*** Raw data Section Begins ***
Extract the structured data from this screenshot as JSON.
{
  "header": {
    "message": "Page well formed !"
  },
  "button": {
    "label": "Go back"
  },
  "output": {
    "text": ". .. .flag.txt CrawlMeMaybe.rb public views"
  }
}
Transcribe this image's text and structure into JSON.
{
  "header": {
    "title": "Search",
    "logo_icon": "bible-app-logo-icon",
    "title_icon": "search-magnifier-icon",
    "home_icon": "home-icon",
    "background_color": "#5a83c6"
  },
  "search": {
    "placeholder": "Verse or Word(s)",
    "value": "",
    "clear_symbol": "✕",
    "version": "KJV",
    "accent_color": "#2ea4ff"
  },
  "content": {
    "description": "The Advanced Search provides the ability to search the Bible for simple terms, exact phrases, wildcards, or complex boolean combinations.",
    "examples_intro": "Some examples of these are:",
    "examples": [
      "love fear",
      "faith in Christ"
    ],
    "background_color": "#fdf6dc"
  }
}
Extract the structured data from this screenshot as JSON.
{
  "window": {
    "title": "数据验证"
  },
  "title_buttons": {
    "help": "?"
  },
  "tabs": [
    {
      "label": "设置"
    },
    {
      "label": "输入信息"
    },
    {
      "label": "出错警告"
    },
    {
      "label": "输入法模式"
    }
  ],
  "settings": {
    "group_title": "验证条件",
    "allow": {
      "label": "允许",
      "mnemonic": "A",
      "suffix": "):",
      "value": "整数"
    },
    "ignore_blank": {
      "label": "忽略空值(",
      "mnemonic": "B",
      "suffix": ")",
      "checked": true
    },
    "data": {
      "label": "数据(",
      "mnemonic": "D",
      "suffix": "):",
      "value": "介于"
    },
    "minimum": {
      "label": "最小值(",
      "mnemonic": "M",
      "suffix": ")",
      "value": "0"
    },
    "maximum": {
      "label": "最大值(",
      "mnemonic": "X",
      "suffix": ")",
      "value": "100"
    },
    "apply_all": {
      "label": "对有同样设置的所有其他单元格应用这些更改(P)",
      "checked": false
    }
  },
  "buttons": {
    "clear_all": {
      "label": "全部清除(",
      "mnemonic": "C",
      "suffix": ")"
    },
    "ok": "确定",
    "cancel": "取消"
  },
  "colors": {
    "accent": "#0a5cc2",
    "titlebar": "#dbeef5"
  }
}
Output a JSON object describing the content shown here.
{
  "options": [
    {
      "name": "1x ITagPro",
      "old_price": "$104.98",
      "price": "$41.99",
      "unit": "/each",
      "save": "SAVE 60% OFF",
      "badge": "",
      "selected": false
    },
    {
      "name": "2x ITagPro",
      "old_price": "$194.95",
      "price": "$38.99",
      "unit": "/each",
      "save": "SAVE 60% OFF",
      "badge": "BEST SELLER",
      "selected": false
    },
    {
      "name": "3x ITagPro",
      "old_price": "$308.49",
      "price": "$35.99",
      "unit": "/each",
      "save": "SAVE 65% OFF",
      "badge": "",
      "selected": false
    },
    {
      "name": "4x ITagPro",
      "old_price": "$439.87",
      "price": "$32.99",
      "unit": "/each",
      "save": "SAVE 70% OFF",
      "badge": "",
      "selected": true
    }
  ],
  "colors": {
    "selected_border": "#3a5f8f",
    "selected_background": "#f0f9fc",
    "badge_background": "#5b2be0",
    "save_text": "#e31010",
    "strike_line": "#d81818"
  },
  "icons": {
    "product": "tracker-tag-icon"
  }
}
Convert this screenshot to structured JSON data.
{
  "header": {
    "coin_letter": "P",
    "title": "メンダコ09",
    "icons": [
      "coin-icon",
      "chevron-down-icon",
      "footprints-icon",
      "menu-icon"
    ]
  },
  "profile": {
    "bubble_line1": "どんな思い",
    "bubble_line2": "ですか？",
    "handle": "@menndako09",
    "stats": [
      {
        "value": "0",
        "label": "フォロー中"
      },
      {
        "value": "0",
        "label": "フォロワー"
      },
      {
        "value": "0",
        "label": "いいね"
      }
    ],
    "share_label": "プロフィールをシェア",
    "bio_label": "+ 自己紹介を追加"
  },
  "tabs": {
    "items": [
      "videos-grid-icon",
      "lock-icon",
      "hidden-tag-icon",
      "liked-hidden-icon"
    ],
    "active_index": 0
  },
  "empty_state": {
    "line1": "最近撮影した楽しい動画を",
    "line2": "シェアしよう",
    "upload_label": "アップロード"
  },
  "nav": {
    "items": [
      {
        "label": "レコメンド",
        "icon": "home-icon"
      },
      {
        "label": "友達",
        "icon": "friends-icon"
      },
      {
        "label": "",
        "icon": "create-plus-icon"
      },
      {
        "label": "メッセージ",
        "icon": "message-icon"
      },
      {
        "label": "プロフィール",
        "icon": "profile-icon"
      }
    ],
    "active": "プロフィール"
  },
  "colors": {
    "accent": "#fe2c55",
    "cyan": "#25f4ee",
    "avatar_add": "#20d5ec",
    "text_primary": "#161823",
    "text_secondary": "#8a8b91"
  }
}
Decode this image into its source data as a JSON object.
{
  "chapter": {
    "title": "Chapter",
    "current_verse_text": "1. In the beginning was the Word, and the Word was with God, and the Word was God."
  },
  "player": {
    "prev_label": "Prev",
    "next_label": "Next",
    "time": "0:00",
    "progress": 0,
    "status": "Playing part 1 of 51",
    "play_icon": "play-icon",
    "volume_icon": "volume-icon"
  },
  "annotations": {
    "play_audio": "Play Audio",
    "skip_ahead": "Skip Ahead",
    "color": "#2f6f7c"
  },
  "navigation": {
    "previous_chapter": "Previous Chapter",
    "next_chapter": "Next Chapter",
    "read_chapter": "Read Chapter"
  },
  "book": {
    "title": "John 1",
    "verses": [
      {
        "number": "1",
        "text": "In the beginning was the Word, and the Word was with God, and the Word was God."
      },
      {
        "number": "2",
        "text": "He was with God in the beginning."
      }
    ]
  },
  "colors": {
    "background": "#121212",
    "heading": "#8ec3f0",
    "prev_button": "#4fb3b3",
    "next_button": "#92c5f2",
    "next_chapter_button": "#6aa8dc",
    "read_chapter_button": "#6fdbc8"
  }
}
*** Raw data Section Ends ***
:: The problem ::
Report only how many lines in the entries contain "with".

:: Response ::
3